AAA Storage's plans to build a set of storage units at 10913 Johnstown Road were not supported May 19 by members of the Rocky Fork-Blacklick Accord Implementation Panel.

AAA Storage's plans to build a set of storage units at 10913 Johnstown Road were not supported May 19 by members of the Rocky Fork-Blacklick Accord Implementation Panel.

The five members present voted against recommending approval for a zoning change for the project. They each gave their reasons for the refusal.

"The applicant did a wonderful job of presenting the rendering and this plan has gone a long way (from what was originally presented)," said panel member Tom Rybski.

But, Rybski said, the Plain Township land-use plans and the accord plans both show the land use for the area as rural residential, not commercial.

Panel members Don Ballard, Doug Burnip and Derek Benseler agreed, saying the plan itself is not bad but the location isn't right.

Panel member Meera Parthasarathy also said the plan seemed fine but she questioned the location because of its proximity to a stream.

Burnip said the accord panel has recommended some zoning changes in the past, which deviate from land-use plans. But, he said, in those cases, the change was beneficial to the area. When land was rezoned for Abercrombie & Fitch, for example, the business brought much-needed property-tax revenue and took away the possibility of several hundred homes being built, which would have negatively affected the New Albany-Plain Local School District with increased enrollment. Similarly, when residential space on state Route 605 was rezoned for the Sorensen & Sorensen, Optometrists office, it was in an area already surrounded by commercial businesses.

Burnip said AAA Storage wants to build between residential homes, 25 feet from the closest neighbor, and would cover most of the lot with large buildings.

"This is 10 acres surrounded by residential that you want changed to commercial, that's in an area zoned for a one home-per-acre max, that was designated by the township for residential," Burnip said. "This plan presents no compelling reason for the (zoning) change."

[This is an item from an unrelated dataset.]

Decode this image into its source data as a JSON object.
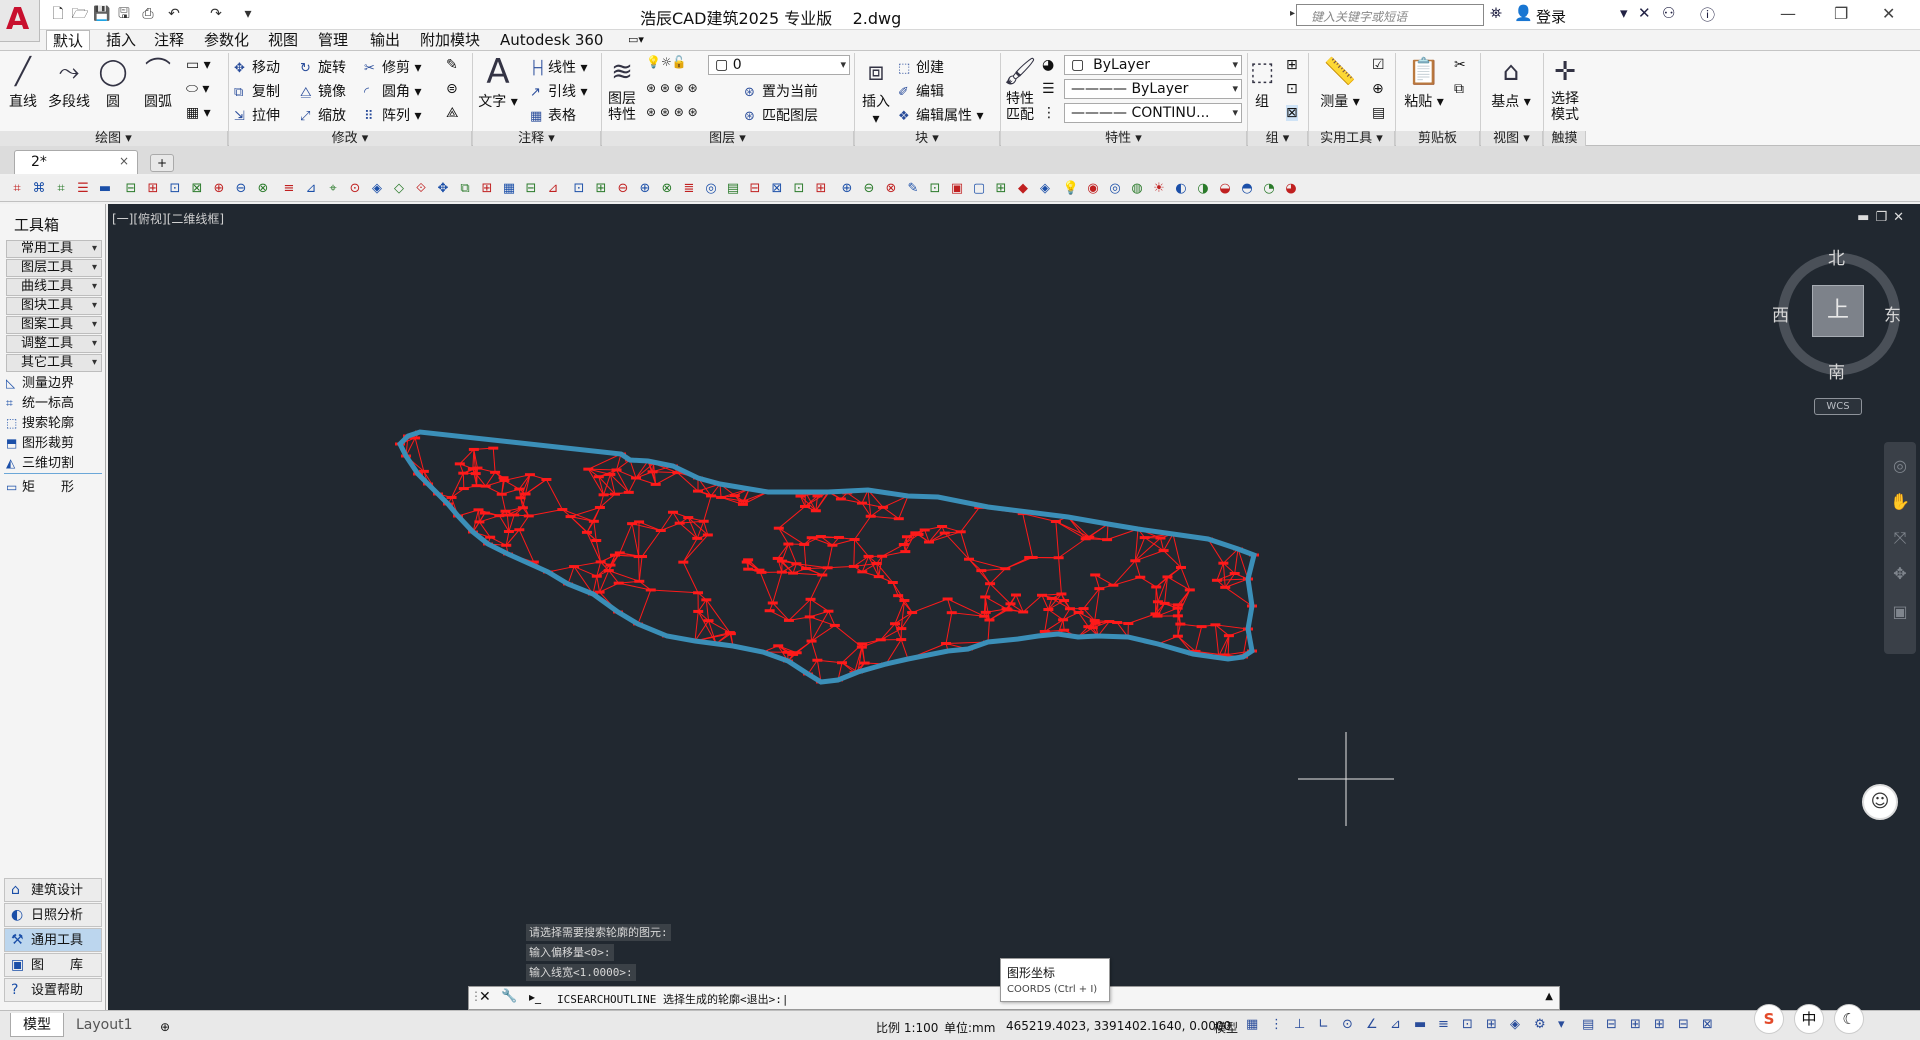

Attorney Korey Kidwell, who spoke on behalf of AAA Storage, said the plan meets six of the accord's 10 principles and the other four don't apply.

He said the commercial venture would generate $39,000 to $52,000 a year in property taxes, while the existing home on the 10.788-acre site, an abandoned house built in 1972, generates only $8,800. The lot and house at 10913 Johnstown Road are owned by Playworld Systems Inc. of Pennsylvania, which bought the property in March 2010.

Kidwell said after the meeting, he plans to present the application to the Plain Township Zoning Commission, which will meet again June 9. The commission reviewed the project in May and decided to wait for the accord panel's recommendation before moving forward with a vote.

Both the accord panel and the township zoning commission make recommendations on zoning changes to the Plain Township trustees, who have the final vote on any zoning change in the township. Even though the accord makes recommendations only, Burnip said, trustees have never approved a zoning change that the panel recommended against.

AAA Storage wants to construct 13 buildings with 597 units in two phases, with two buildings and a third larger building for recreational vehicle and boat storage to be built first, said Don Durbin of AAA Storage. The buildings would be surrounded by a green, vinyl-coated chain link fence with a silent alarm system to protect the property inside the units.

Plans shown to the panel May 19 included a 400-foot setback from Johnstown Road and enough landscaping to screen about 80 percent of the buildings from the road and from the neighbors. A detention basin, which would hold storm water runoff, was proposed for the west side of the project.

Several residents spoke against the project May 19. Residents who live on Clouse Road and along Johnstown Road said the road already is busy and traffic turning in and out of a storage facility could cause more issues.

Joanne Adams, who lives on Johnstown Road, said there were 38 reported accidents in the last four years on U.S. Route 62 between Clouse Road and Walnut Street, a total that doesn't count all the "near misses."

Several residents said the local streams could be affected negatively by runoff from the site and others feared the detention basin could attract children.

Kidwell said the site does not contain wetlands and the detention basin is designed to improve drainage.

Holly Morgan, who lives on Stonegate Drive in the New Albany Links subdivision, said the safety of the 50 children on her street could be affected by the project.

One person spoke in favor of the project. Don Shoemaker, who owns property southeast of the site on Johnstown Road, said the storage facility would be an asset that would not hurt property values.